There is a reason why comfort food is called as such: it’s because every bite comforts a tragic soul, every serving puts the weary heart at ease.
Ever wondered why a bowl of your mother’s signature stew or casserole calms you down after a long, tiring day at work? The warm and hearty serving reminds you of home. You are here, at your rightful place in the greater scheme of things. Never mind that you’re in a little corner eating – as long as you find a respite from everything.
I’ve arrived to eating as a coping mechanism after a recent breakup. With no one to turn to and not much of a network to help me out, I learned to face my problems alone. Food really does the body and soul good during times like this. Savoring every bite and taking my time to enjoy what’s on my plate, I realize that solitude is never bad as people may seem it to be – even for a short time. No one meddles with or snoops on what you eat, and they learn to steer clear of you.
In this triptych, I’d like to share three instances where food satiated both my body and soul. Expect me to wax poetic here.
I’ve mentioned countless times in this blog that Toast Box has been my go-to restaurant for Singaporean fare. For this visit, I ordered the Hainanese Chicken Chops Rice and a full Kaya Toast Set with Cold Teh Tarik. I liked the crispy chicken skin that came with the chops, as it was flavorful enough to stand alone as a viand. Occasional sips of the clear soup that came with the meal cleaned the palate for the next bite. I mixed the ginger, chili, and kecap manis (sweet soy sauce) with the rice, with good results.
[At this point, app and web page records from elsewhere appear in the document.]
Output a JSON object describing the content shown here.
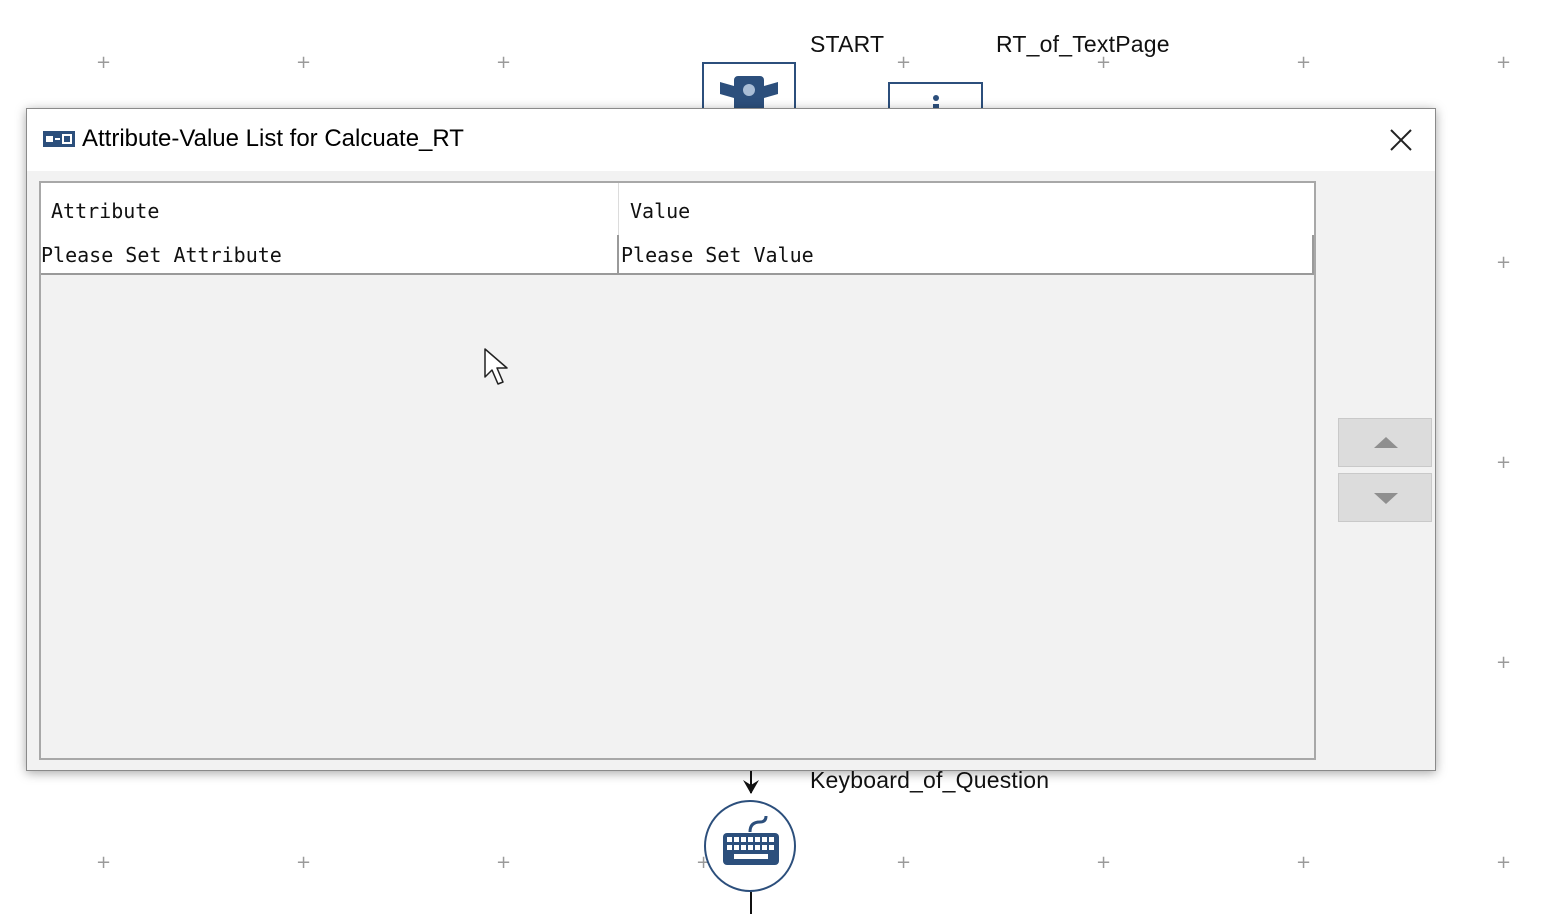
{
  "canvas": {
    "labels": {
      "start": "START",
      "rt_text_page": "RT_of_TextPage",
      "keyboard_question": "Keyboard_of_Question"
    }
  },
  "dialog": {
    "title": "Attribute-Value List for Calcuate_RT",
    "table": {
      "columns": [
        "Attribute",
        "Value"
      ],
      "rows": [
        {
          "attribute": "Please Set Attribute",
          "value": "Please Set Value"
        }
      ]
    },
    "buttons": {
      "move_up_icon": "triangle-up-icon",
      "move_down_icon": "triangle-down-icon",
      "close_icon": "close-icon"
    }
  },
  "colors": {
    "node_border": "#2c4f7c",
    "dialog_bg": "#f2f2f2",
    "grid_plus": "#9a9a9a"
  }
}
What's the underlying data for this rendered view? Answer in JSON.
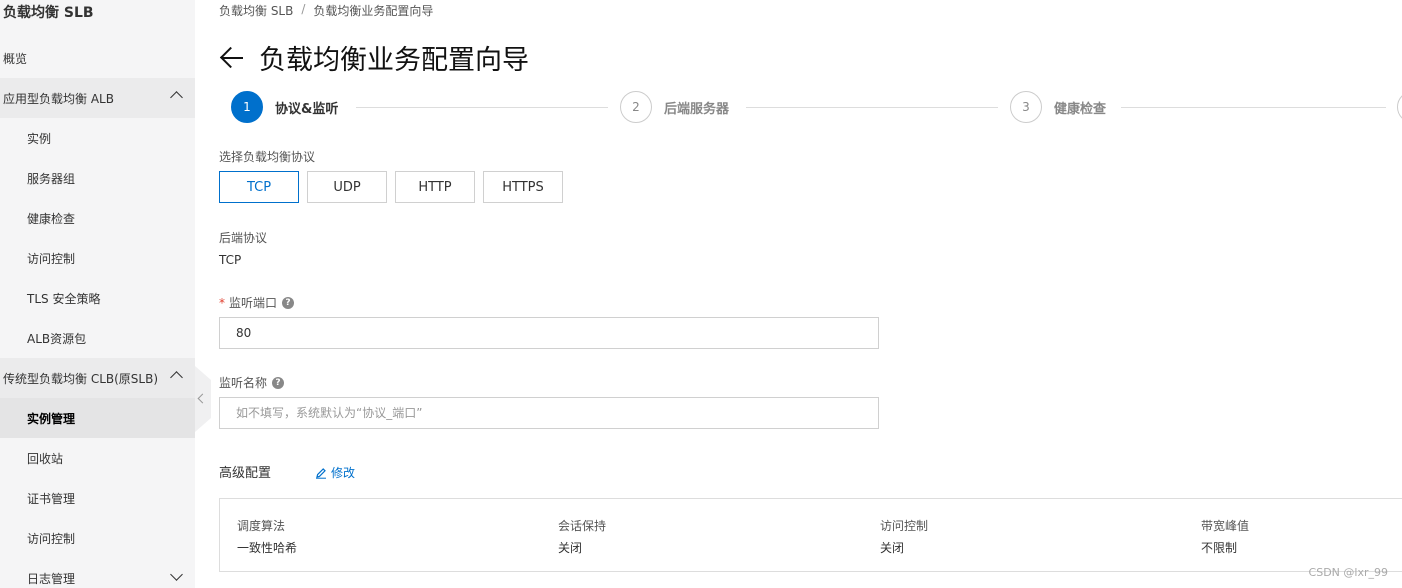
{
  "sidebar": {
    "title": "负载均衡 SLB",
    "items": [
      {
        "label": "概览"
      },
      {
        "label": "应用型负载均衡 ALB"
      },
      {
        "label": "实例"
      },
      {
        "label": "服务器组"
      },
      {
        "label": "健康检查"
      },
      {
        "label": "访问控制"
      },
      {
        "label": "TLS 安全策略"
      },
      {
        "label": "ALB资源包"
      },
      {
        "label": "传统型负载均衡 CLB(原SLB)"
      },
      {
        "label": "实例管理"
      },
      {
        "label": "回收站"
      },
      {
        "label": "证书管理"
      },
      {
        "label": "访问控制"
      },
      {
        "label": "日志管理"
      }
    ]
  },
  "breadcrumb": {
    "items": [
      "负载均衡 SLB",
      "负载均衡业务配置向导"
    ],
    "separator": "/"
  },
  "page": {
    "title": "负载均衡业务配置向导"
  },
  "steps": [
    {
      "number": "1",
      "label": "协议&监听",
      "active": true
    },
    {
      "number": "2",
      "label": "后端服务器",
      "active": false
    },
    {
      "number": "3",
      "label": "健康检查",
      "active": false
    }
  ],
  "form": {
    "protocol_label": "选择负载均衡协议",
    "protocols": [
      "TCP",
      "UDP",
      "HTTP",
      "HTTPS"
    ],
    "selected_protocol": "TCP",
    "backend_protocol_label": "后端协议",
    "backend_protocol_value": "TCP",
    "listen_port_required_mark": "*",
    "listen_port_label": "监听端口",
    "listen_port_value": "80",
    "listen_name_label": "监听名称",
    "listen_name_placeholder": "如不填写，系统默认为“协议_端口”",
    "help_glyph": "?"
  },
  "advanced": {
    "title": "高级配置",
    "edit_label": "修改",
    "settings": [
      {
        "key": "调度算法",
        "value": "一致性哈希"
      },
      {
        "key": "会话保持",
        "value": "关闭"
      },
      {
        "key": "访问控制",
        "value": "关闭"
      },
      {
        "key": "带宽峰值",
        "value": "不限制"
      }
    ]
  },
  "watermark": "CSDN @lxr_99",
  "colors": {
    "accent": "#0070cc",
    "sidebar_bg": "#f5f5f6",
    "required": "#e03e2d"
  }
}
The kaya toast dipped in soft-boiled egg with soy sauce and black pepper, alongside the cold milk tea, capped off my meal with something sweet.
CoCo Ichibanya is my preferred fix whenever I crave fiery Japanese curry. The chain’s Pork Cutlet and Vegetables Curry is memorable, since I first tried it with my former partner. I relive the particular moment when we ate at their Estancia Mall branch whenever I take a bite of the curry rice, meat, and vegetables in equal amounts. The katsu may not be on par with Yabu or any other high-end joint, but it’s filling enough to go with the curry. Another recent discovery is the Cream Croquette and Scrambled Egg Curry, which works whenever I do not feel like eating meat at all. The creamy scrambled egg and crispy yet soft cream croquette only intensify the curry’s warmth. Perfect with fukujinzuke (radish and lotus root pickles!)
Philippine brioche topped with sugar and cheese (locally called ensaymada), paired with hot chocolate, is a classic comfort food dating back from the Spanish era. Cafe Mary Grace brings this timeless pair to a whole new level. The ensaymada has the perfect sweet-salty taste from the cheese and sugar topping. It is best to have the brioche grilled first before eating, so the toppings form a shiny, golden crust. Meanwhile, the hot chocolate is so thick – you could dip churros in it. Despite the consistency, the dark earthy flavor of cacao stands out. What I usually do is add small amounts of water at a time, stirring afterwards. That way, the hot chocolate thins out to a more drinkable consistency.
That closes this latest triptych of mine. Until the next post, bon appetit.